With their dramatic rolling hills and sprawling natural habitats, the Cambrian Mountains, the back bone of Wales to the east of Cardigan Bay, offer a wide range of Welsh history, culture and heritage experiences.
Community spirit thrives and you’ll find a host of choirs and eisteddfodau in most towns and villages.
Historically, the Cambrian Mountains have been mined for lead, silver and gold by kings, monks and prospectors in search of riches, and the lead mines of Cwmystwyth, which are among the oldest in Europe, are particularly exceptional.
Their grandiose scale and almost apocalyptic appearance make them well worth a visit for those interested in the Cambrian Mountain’s more industrial history and landscape. The Cambrian Mountains are home to Soar y Mynydd, a Calvinist Methodist chapel, and the remotest chapel in Wales. It provides regular services throughout the year. Another significant religious site is Strata Florida Abbey near Pontrhydfendigaid, a 12th century grand medieval abbey where generations of Welsh princes are buried and where you may learn about the Cistercian monks and the dramatic impact they have had on this rural landscape.
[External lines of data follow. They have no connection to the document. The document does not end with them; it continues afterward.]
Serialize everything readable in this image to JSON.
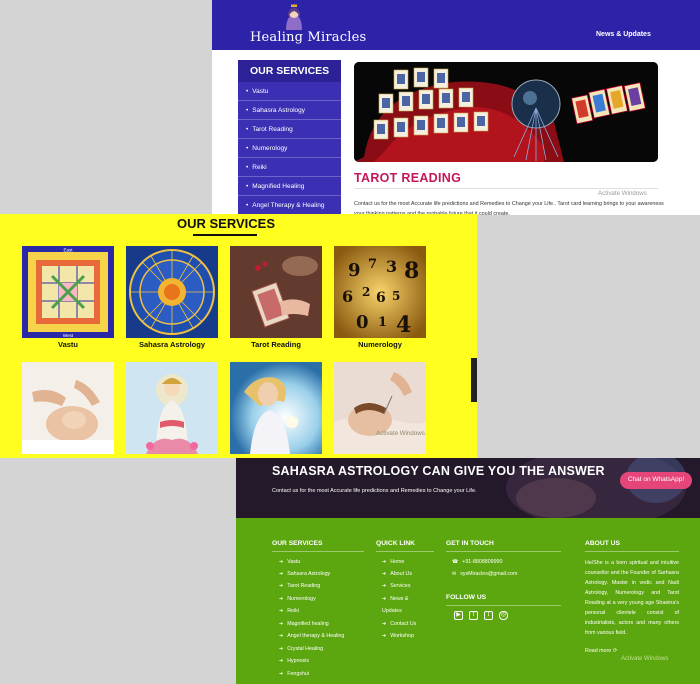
{
  "panel1": {
    "brand": "Healing Miracles",
    "nav_news": "News & Updates",
    "sidebar_title": "OUR SERVICES",
    "sidebar_items": [
      "Vastu",
      "Sahasra Astrology",
      "Tarot Reading",
      "Numerology",
      "Reiki",
      "Magnified Healing",
      "Angel Therapy & Healing"
    ],
    "heading": "TAROT READING",
    "description": "Contact us for the most Accurate life predictions and Remedies to Change your Life.. Tarot card learning brings to your awareness your thinking patterns and the probable future that it could create.",
    "watermark": "Activate Windows"
  },
  "panel2": {
    "title": "OUR SERVICES",
    "tiles": [
      {
        "label": "Vastu",
        "icon": "vastu-grid-image"
      },
      {
        "label": "Sahasra Astrology",
        "icon": "zodiac-wheel-image"
      },
      {
        "label": "Tarot Reading",
        "icon": "tarot-cards-image"
      },
      {
        "label": "Numerology",
        "icon": "numbers-image"
      },
      {
        "label": "",
        "icon": "reiki-image"
      },
      {
        "label": "",
        "icon": "deity-image"
      },
      {
        "label": "",
        "icon": "angel-image"
      },
      {
        "label": "",
        "icon": "healing-image"
      }
    ],
    "watermark": "Activate Windows"
  },
  "panel3": {
    "hero_title": "SAHASRA ASTROLOGY CAN GIVE YOU THE ANSWER",
    "hero_sub": "Contact us for the most Accurate life predictions and Remedies to Change your Life.",
    "chat_button": "Chat on WhatsApp!",
    "services_heading": "OUR SERVICES",
    "services": [
      "Vastu",
      "Sahasra Astrology",
      "Tarot Reading",
      "Numerology",
      "Reiki",
      "Magnified healing",
      "Angel therapy & Healing",
      "Crystal Healing",
      "Hypnosis",
      "Fengshui"
    ],
    "quick_heading": "QUICK LINK",
    "quick_links": [
      "Home",
      "About Us",
      "Services",
      "News &",
      "Updates",
      "Contact Us",
      "Workshop"
    ],
    "touch_heading": "GET IN TOUCH",
    "phone": "+91-8808809990",
    "email": "sysMiracles@gmail.com",
    "follow_heading": "FOLLOW US",
    "social_icons": [
      "youtube-icon",
      "facebook-icon",
      "twitter-icon",
      "instagram-icon"
    ],
    "about_heading": "ABOUT US",
    "about_text": "He/She is a born spiritual and intuitive counsellor and the Founder of Sarhasra Astrology. Master in vedic and Nadi Astrology, Numerology and Tarot Reading at a very young age Shaeina's personal clientele consist of industrialists, actors and many others from various field.",
    "read_more": "Read more",
    "watermark": "Activate Windows"
  },
  "colors": {
    "header_blue": "#2d23a8",
    "sidebar_purple": "#3b30b3",
    "heading_pink": "#c2185b",
    "services_yellow": "#fffe1f",
    "footer_green": "#5ca60f",
    "chat_pink": "#e6457a"
  }
}
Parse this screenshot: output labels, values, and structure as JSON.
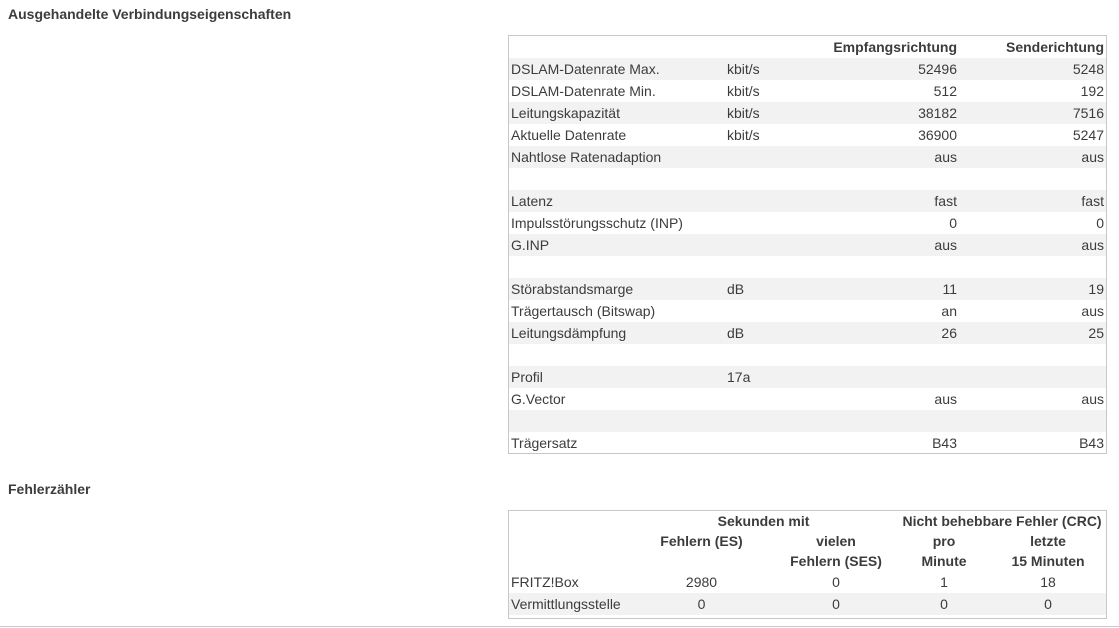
{
  "section_connection": {
    "title": "Ausgehandelte Verbindungseigenschaften",
    "header": {
      "label": "",
      "unit": "",
      "downstream": "Empfangsrichtung",
      "upstream": "Senderichtung"
    },
    "rows": [
      {
        "label": "DSLAM-Datenrate Max.",
        "unit": "kbit/s",
        "down": "52496",
        "up": "5248"
      },
      {
        "label": "DSLAM-Datenrate Min.",
        "unit": "kbit/s",
        "down": "512",
        "up": "192"
      },
      {
        "label": "Leitungskapazität",
        "unit": "kbit/s",
        "down": "38182",
        "up": "7516"
      },
      {
        "label": "Aktuelle Datenrate",
        "unit": "kbit/s",
        "down": "36900",
        "up": "5247"
      },
      {
        "label": "Nahtlose Ratenadaption",
        "unit": "",
        "down": "aus",
        "up": "aus"
      },
      {
        "label": "",
        "unit": "",
        "down": "",
        "up": ""
      },
      {
        "label": "Latenz",
        "unit": "",
        "down": "fast",
        "up": "fast"
      },
      {
        "label": "Impulsstörungsschutz (INP)",
        "unit": "",
        "down": "0",
        "up": "0"
      },
      {
        "label": "G.INP",
        "unit": "",
        "down": "aus",
        "up": "aus"
      },
      {
        "label": "",
        "unit": "",
        "down": "",
        "up": ""
      },
      {
        "label": "Störabstandsmarge",
        "unit": "dB",
        "down": "11",
        "up": "19"
      },
      {
        "label": "Trägertausch (Bitswap)",
        "unit": "",
        "down": "an",
        "up": "aus"
      },
      {
        "label": "Leitungsdämpfung",
        "unit": "dB",
        "down": "26",
        "up": "25"
      },
      {
        "label": "",
        "unit": "",
        "down": "",
        "up": ""
      },
      {
        "label": "Profil",
        "unit": "17a",
        "down": "",
        "up": ""
      },
      {
        "label": "G.Vector",
        "unit": "",
        "down": "aus",
        "up": "aus"
      },
      {
        "label": "",
        "unit": "",
        "down": "",
        "up": ""
      },
      {
        "label": "Trägersatz",
        "unit": "",
        "down": "B43",
        "up": "B43"
      }
    ]
  },
  "section_errors": {
    "title": "Fehlerzähler",
    "header": {
      "group_seconds": "Sekunden mit",
      "group_crc": "Nicht behebbare Fehler (CRC)",
      "es": "Fehlern (ES)",
      "ses_line1": "vielen",
      "ses_line2": "Fehlern (SES)",
      "crc_min_line1": "pro",
      "crc_min_line2": "Minute",
      "crc_15_line1": "letzte",
      "crc_15_line2": "15 Minuten"
    },
    "rows": [
      {
        "label": "FRITZ!Box",
        "es": "2980",
        "ses": "0",
        "crc_min": "1",
        "crc_15": "18"
      },
      {
        "label": "Vermittlungsstelle",
        "es": "0",
        "ses": "0",
        "crc_min": "0",
        "crc_15": "0"
      }
    ]
  }
}
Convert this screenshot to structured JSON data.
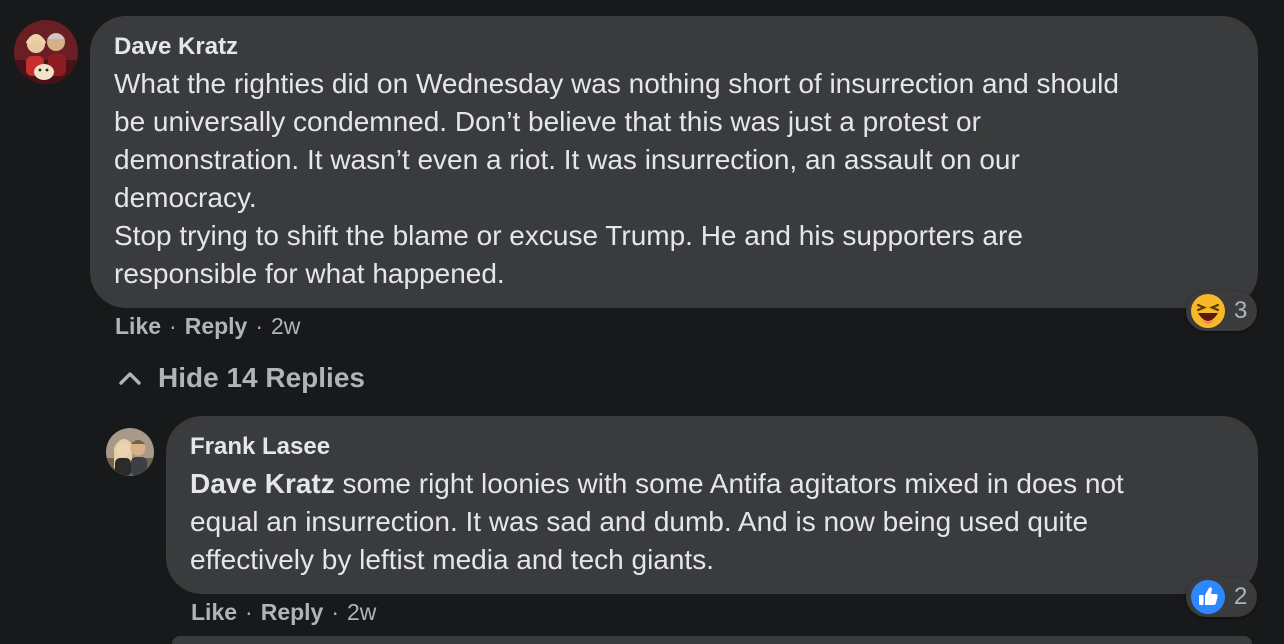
{
  "first_comment": {
    "author": "Dave Kratz",
    "lines": [
      "What the righties did on Wednesday was nothing short of insurrection and should",
      "be universally condemned. Don’t believe that this was just a protest or",
      "demonstration. It wasn’t even a riot. It was insurrection, an assault on our",
      "democracy.",
      "Stop trying to shift the blame or excuse Trump. He and his supporters are",
      "responsible for what happened."
    ],
    "like_label": "Like",
    "reply_label": "Reply",
    "separator": "·",
    "time": "2w",
    "reaction": {
      "icon": "haha-emoji-icon",
      "count": "3"
    }
  },
  "replies_toggle": {
    "label": "Hide 14 Replies",
    "icon": "chevron-up-icon"
  },
  "reply_comment": {
    "author": "Frank Lasee",
    "mention": "Dave Kratz",
    "first_line_rest": " some right loonies with some Antifa agitators mixed in does not",
    "lines": [
      "equal an insurrection. It was sad and dumb. And is now being used quite",
      "effectively by leftist media and tech giants."
    ],
    "like_label": "Like",
    "reply_label": "Reply",
    "separator": "·",
    "time": "2w",
    "reaction": {
      "icon": "like-thumb-icon",
      "count": "2"
    }
  },
  "colors": {
    "background": "#18191a",
    "bubble": "#3a3b3c",
    "primary_text": "#e4e6eb",
    "secondary_text": "#b0b3b8",
    "like_blue": "#2d88ff",
    "haha_yellow": "#f7b928"
  }
}
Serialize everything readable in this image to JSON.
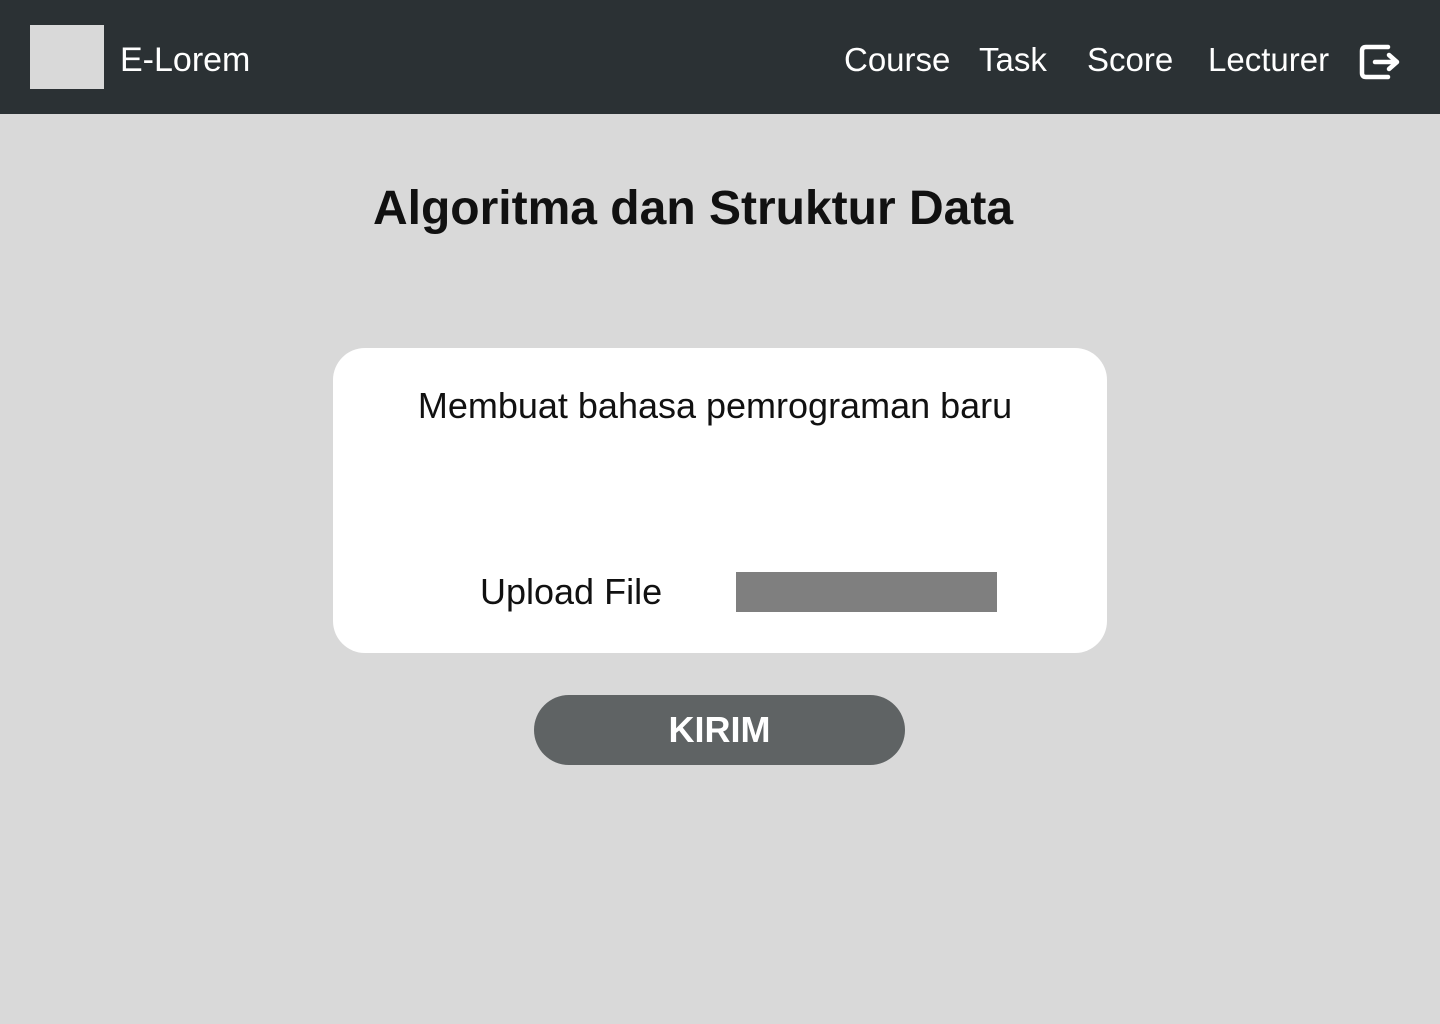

A mainstay of Cambrian Mountains rural life is agriculture. Local agricultural shows, sheepdog trials and other country pursuits still thrive. Local agricultural shows are the prefect place to see modern Cambrian Mountains rural life in action as well as the internationally acclaimed Royal Welsh Agricultural Show in Llanelwedd, the biggest agricultural event in Europe and a key date in the Welsh farming calendar.